The outfitter’s wife in the area spoke at the meeting, and certainly she recognized that the optics of the situation could look suspect, but in actuality she explained their business (Grizzly Basin Outfitters) had nothing to do with the government decisions. I applaud her courage for speaking in what could have easily been a very hostile environment. It was a far cry from that, as I mentioned, BUT she didn’t know that going in, so one has to give her a lot of credit for even being there. I think most people who attended the meeting appreciated that fact. At least the ones I talked to after the meeting did.

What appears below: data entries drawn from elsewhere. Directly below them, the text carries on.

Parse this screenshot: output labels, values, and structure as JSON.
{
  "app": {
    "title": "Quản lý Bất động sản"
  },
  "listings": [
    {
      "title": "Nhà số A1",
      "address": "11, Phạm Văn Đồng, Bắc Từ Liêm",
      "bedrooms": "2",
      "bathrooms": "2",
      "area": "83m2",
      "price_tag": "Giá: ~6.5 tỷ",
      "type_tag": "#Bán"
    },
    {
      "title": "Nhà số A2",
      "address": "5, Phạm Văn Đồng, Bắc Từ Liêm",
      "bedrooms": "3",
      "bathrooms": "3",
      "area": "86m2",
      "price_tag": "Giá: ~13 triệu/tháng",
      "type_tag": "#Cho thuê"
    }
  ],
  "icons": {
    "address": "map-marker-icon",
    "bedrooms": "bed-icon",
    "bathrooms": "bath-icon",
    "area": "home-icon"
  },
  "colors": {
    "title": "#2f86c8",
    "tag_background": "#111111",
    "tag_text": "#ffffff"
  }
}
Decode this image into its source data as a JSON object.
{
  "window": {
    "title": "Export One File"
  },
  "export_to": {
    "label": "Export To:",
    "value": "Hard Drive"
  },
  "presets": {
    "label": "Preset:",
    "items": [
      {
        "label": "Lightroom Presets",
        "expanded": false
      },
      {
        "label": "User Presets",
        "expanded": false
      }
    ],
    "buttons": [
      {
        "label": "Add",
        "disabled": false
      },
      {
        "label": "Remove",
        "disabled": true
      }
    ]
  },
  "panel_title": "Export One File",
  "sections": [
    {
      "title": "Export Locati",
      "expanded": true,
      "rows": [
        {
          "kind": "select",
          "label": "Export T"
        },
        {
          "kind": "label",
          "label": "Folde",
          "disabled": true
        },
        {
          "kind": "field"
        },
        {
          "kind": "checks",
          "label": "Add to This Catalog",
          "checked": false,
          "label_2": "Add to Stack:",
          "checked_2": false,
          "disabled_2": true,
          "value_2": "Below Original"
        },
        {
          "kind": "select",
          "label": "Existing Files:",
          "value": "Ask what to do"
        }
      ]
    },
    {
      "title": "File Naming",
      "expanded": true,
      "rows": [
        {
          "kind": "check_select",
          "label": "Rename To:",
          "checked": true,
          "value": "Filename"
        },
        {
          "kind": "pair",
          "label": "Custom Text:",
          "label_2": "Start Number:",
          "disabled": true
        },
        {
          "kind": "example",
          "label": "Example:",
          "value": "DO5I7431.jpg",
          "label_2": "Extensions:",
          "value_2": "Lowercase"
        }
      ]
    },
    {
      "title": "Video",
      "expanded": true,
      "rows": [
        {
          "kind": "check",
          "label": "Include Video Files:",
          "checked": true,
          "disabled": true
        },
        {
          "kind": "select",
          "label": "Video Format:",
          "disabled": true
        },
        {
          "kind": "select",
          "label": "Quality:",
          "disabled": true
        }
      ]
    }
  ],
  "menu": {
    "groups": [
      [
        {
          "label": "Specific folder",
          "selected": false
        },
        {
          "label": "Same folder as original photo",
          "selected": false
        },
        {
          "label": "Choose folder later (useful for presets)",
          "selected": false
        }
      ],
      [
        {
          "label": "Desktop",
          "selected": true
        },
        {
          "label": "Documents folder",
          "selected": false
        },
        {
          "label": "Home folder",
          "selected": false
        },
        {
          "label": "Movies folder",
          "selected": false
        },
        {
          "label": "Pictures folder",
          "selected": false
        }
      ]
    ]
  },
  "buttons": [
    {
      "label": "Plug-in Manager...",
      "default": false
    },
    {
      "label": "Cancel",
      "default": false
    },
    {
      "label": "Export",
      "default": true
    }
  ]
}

I do agree that the public consultation process in this province is indeed seriously flawed, because just a few years ago there would have been no reason for meetings such as this to even occur. At one time we had a very current and up-to-date Southern Rockies Management Plan which covered the Elk Valley, Bull River and Flathead drainages, and the Cranbrook West plan which encompassed all the areas west as far as Yahk. I was actively involved with the Cranbrook West plan, and so were over 30 different user groups. If the Southern Rockies and Cranbrook West plan recreation tables were still in place the SCBCUA representative would have been welcomed to discuss the concerns at hand. The SRMMP and the Cranbrook West tables were unique to southeast B.C. and involved hundreds of hours of volunteer time and large amounts of taxpayer monies to pay for facilitators, building rentals, etc.

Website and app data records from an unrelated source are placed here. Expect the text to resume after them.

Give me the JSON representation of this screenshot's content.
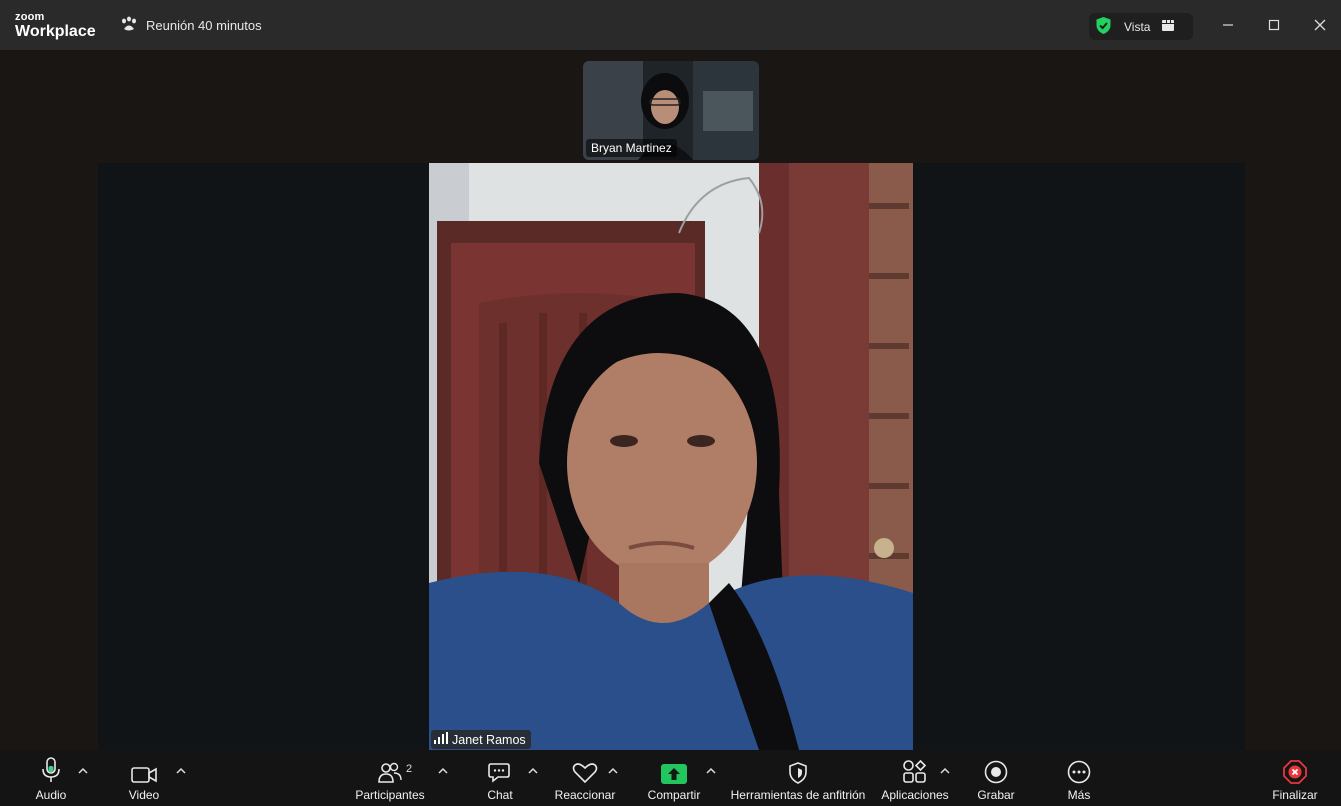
{
  "app": {
    "logo_line1": "zoom",
    "logo_line2": "Workplace"
  },
  "meeting": {
    "title": "Reunión 40 minutos"
  },
  "header": {
    "view_label": "Vista",
    "security_color": "#23d160"
  },
  "participants_video": {
    "thumbnail_name": "Bryan Martinez",
    "main_name": "Janet Ramos"
  },
  "toolbar": {
    "audio": "Audio",
    "video": "Video",
    "participants": "Participantes",
    "participants_count": "2",
    "chat": "Chat",
    "react": "Reaccionar",
    "share": "Compartir",
    "host_tools": "Herramientas de anfitrión",
    "apps": "Aplicaciones",
    "record": "Grabar",
    "more": "Más",
    "end": "Finalizar"
  },
  "colors": {
    "share_green": "#22c55e",
    "end_red": "#e5383b",
    "mic_green": "#3ecf8e"
  }
}
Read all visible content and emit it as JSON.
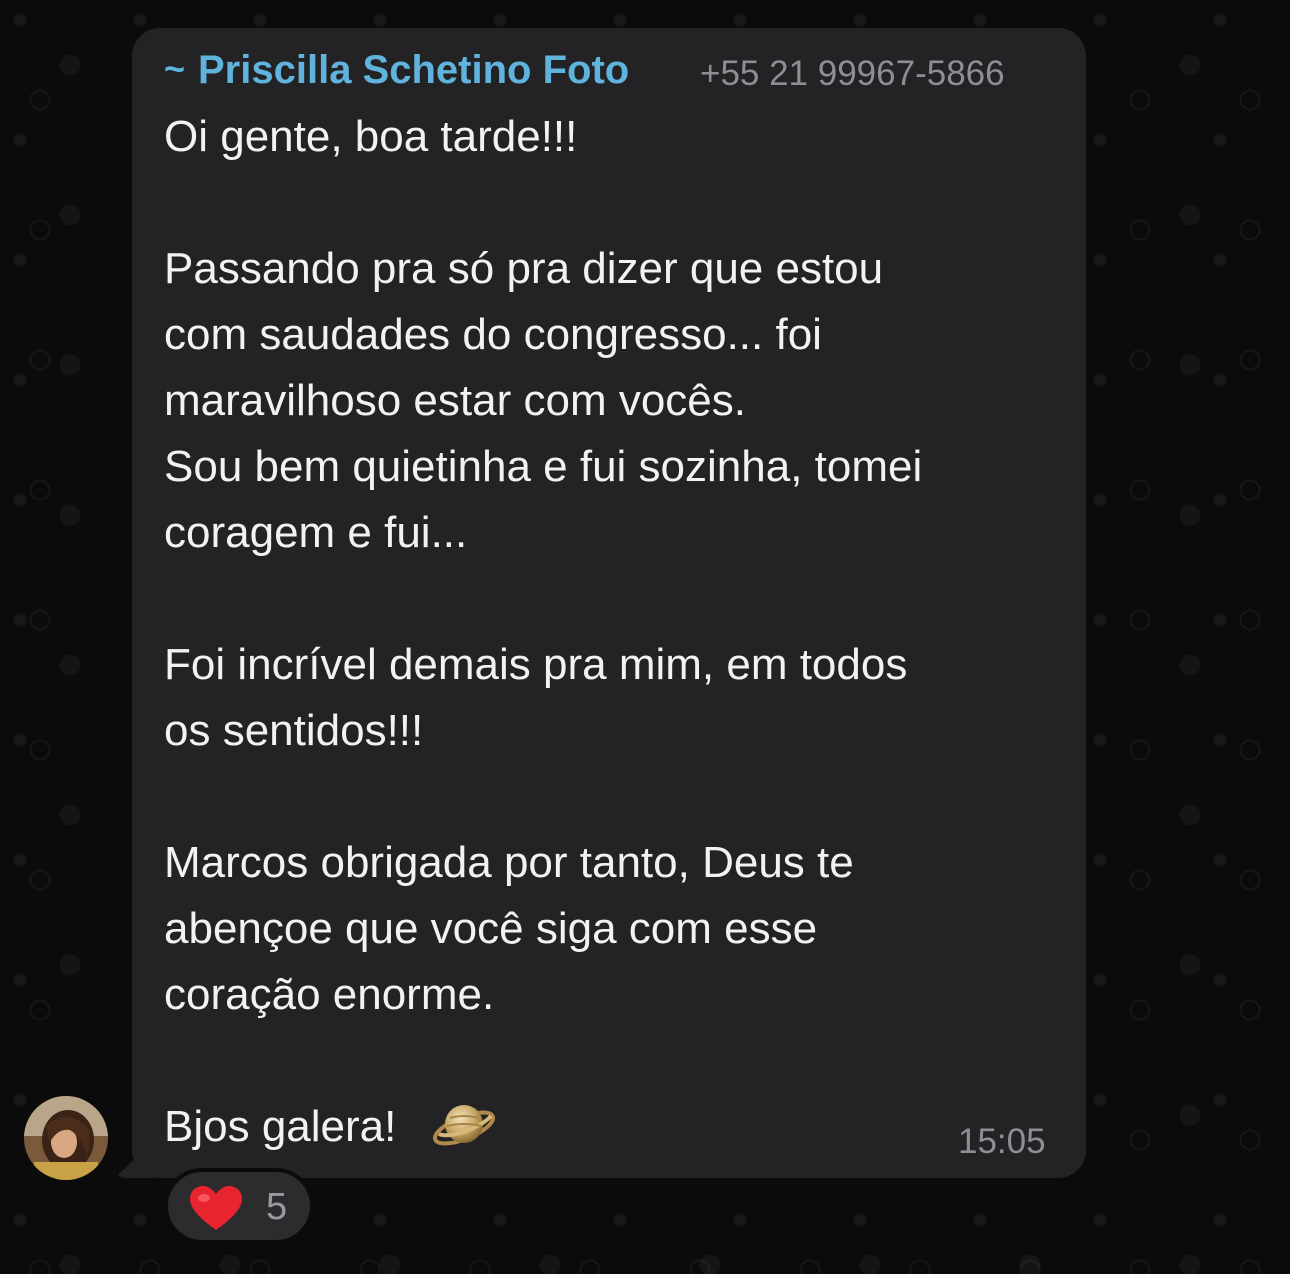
{
  "message": {
    "sender_prefix": "~",
    "sender_name": "Priscilla Schetino Foto",
    "sender_phone": "+55 21 99967-5866",
    "text": "Oi gente, boa tarde!!!\n\nPassando pra só pra dizer que estou\ncom saudades do congresso... foi\nmaravilhoso estar com vocês.\nSou bem quietinha e fui sozinha, tomei\ncoragem e fui...\n\nFoi incrível demais pra mim, em todos\nos sentidos!!!\n\nMarcos obrigada por tanto, Deus te\nabençoe que você siga com esse\ncoração enorme.\n\nBjos galera!",
    "emoji_icon": "ringed-planet-icon",
    "time": "15:05"
  },
  "reaction": {
    "icon": "heart-icon",
    "count": "5"
  },
  "colors": {
    "background": "#0b0b0b",
    "bubble": "#232325",
    "sender_name": "#5fb3dd",
    "meta_text": "#8e8e93",
    "message_text": "#f2f2f2",
    "heart": "#e8242f"
  }
}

In the end, a landmark agreement was signed by the vast majority of participants, and to get there, many compromises had to be made by every single group at the table. However, now the public finally had a bonafide recreation plan which gave everyone an important voice on such things, as new backcountry tenures, road closures, and land use planning. Meetings were scheduled on a regular basis and subcommittees were set up to deal with all the sensitive and sometimes controversial issues. Members of the general public who were not involved in any clubs were welcomed and encouraged to attend any of the meetings.
Local Ministry people liked this process, because they could get input very easily from a wide variety of user groups almost instantly, to establish direction. The tables were a very effective venue to present Ministry management programs, such as access management, to a broad cross section of the public and a wide variety of user groups.

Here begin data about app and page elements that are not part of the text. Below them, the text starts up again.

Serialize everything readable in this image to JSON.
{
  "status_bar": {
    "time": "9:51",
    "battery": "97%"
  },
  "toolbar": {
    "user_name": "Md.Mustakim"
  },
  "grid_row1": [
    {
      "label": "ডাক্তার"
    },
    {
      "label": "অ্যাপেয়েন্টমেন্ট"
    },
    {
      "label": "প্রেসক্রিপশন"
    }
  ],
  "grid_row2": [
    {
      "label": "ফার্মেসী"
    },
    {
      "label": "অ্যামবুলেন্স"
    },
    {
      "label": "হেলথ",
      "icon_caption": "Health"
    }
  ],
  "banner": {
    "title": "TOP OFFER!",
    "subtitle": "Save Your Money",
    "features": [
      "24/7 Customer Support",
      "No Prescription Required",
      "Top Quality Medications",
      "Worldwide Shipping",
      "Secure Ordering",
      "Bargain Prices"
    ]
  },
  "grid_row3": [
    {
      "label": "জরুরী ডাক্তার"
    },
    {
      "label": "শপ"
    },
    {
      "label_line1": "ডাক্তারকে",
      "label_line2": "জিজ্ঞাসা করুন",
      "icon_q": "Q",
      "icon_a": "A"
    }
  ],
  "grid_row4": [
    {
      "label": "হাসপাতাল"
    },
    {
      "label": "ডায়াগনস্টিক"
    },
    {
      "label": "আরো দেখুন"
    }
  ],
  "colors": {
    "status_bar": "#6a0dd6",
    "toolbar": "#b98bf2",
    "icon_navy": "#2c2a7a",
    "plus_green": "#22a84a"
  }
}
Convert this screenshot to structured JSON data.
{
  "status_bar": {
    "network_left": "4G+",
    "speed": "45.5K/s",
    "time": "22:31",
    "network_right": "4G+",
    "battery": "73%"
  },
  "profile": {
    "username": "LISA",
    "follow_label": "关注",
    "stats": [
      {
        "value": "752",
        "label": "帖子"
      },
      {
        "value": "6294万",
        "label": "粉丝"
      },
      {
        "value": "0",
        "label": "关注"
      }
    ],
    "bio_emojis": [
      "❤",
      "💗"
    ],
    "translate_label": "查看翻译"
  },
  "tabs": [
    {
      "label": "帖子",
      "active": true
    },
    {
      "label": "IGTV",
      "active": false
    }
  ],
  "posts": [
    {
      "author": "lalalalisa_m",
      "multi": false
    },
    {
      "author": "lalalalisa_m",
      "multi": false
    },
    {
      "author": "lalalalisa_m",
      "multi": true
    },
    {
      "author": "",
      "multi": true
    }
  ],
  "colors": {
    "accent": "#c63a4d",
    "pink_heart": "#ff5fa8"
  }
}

Then after a period of time the meetings became less and less frequent — and then there were none at all. Here’s what I think happened. It’s a classic case of “be careful what you ask for.” The government initiated the whole process to get public input, but at the end of the day it became somewhat of an an albatross for them, because it tied their hands in many ways. Yes, there were budgetary issues as well, but the will of the user groups and sensible common folk were now involved in helping to dictate policy. Heaven forbid! So, there was a political decision made in Victoria at that time, to effectively pull the rug out from underneath the Recreation tables, and effectively bury all the fine work, money invested, and time committed by people who know the backcountry far better than mid- and high-level bureaucrats ever could.
It was a terrible decision, which frankly caused a great deal of resentment from many of the people involved. More importantly, this decision, eliminated the only effective public engagement process available to residents of the East Kootenay, which allowed them to have input and receive information on resource management decisions that could affect recreational use on Crown Lands.
What I believe needs to happen, particularly in an election year in 2017, is that all user groups, need to push our MLA candidates to re-establish the Cranbrook West and East Recreation tables, so that all user groups have the voice they deserve, including the newest one in the East Kootenay, the South Country Back Country Users Association.
F.J. Hurtak is the author of the books “Elk Hunting in the Kootenays” and
Hunting the “Antlered Big game of the Kootenays” available at selected retailers
in B.C. and Southern Alberta.